PROBLEM TO SOLVE:
Please return every line below that contains the string "Default".

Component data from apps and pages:
>>

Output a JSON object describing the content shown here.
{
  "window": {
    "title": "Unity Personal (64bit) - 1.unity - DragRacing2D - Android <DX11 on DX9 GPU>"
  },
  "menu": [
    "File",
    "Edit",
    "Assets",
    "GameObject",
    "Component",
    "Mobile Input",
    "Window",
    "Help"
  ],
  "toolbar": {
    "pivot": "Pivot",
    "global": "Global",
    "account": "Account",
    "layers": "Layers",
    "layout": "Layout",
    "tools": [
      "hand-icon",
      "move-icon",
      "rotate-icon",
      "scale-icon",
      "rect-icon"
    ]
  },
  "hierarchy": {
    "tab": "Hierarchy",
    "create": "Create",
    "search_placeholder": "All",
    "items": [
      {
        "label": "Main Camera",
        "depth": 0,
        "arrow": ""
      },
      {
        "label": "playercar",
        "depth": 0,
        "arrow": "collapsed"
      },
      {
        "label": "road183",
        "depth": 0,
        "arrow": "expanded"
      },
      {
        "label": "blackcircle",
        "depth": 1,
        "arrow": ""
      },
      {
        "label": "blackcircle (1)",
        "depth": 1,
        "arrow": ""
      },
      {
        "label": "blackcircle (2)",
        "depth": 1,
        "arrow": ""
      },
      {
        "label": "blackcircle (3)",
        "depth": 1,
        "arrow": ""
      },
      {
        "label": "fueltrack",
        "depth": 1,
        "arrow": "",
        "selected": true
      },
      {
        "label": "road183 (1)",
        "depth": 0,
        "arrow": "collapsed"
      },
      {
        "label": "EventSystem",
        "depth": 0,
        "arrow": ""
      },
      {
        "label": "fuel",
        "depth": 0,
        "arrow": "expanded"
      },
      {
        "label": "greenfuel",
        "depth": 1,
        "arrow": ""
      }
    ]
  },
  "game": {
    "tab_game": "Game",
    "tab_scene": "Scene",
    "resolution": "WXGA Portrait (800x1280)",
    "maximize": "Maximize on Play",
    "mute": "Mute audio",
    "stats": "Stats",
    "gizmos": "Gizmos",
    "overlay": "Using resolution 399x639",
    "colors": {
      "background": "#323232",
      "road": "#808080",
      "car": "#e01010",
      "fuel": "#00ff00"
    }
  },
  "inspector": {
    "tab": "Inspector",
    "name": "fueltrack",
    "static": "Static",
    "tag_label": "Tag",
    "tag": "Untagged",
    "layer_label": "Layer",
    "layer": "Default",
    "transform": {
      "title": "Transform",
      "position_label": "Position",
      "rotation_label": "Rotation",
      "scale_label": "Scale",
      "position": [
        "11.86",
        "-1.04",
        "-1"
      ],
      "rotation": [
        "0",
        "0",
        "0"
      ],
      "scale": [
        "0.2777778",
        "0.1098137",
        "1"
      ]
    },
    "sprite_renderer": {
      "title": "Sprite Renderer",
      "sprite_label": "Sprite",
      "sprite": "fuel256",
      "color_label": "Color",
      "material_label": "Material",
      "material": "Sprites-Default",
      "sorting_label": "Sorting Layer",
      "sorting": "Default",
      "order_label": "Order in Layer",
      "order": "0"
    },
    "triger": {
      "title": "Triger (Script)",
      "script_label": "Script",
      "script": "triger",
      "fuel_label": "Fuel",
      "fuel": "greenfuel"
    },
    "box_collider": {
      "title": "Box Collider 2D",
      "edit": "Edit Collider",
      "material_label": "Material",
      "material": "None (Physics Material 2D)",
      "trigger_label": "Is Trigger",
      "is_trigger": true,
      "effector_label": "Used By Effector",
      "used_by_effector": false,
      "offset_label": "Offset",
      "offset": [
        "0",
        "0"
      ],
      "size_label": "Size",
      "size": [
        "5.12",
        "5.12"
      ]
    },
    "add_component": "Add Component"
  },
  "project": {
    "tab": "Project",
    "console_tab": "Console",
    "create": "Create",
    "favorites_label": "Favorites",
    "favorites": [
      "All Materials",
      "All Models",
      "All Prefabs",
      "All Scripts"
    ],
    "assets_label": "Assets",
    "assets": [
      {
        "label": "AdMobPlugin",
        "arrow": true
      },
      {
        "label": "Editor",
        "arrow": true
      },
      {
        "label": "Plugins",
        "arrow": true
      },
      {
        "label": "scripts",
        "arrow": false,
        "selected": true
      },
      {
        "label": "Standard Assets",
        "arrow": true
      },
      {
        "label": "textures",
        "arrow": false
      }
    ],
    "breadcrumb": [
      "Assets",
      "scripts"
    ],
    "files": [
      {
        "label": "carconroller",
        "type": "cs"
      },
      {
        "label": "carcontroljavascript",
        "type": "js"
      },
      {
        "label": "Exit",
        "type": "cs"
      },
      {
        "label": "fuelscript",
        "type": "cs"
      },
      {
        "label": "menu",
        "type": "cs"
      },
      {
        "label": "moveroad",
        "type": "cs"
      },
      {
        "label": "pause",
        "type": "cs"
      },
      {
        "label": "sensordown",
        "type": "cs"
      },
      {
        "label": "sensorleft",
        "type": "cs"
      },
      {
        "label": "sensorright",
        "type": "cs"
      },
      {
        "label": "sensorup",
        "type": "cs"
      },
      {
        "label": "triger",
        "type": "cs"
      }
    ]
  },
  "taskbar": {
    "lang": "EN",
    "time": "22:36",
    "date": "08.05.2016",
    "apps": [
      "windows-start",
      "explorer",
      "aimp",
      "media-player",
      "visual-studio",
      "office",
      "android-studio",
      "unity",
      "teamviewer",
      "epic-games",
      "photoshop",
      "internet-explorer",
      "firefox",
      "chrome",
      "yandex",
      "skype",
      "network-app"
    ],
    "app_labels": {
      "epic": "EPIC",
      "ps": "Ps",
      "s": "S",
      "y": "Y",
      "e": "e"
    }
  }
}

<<

RESULT:
    "layer": "Default",
      "material": "Sprites-Default",
      "sorting": "Default",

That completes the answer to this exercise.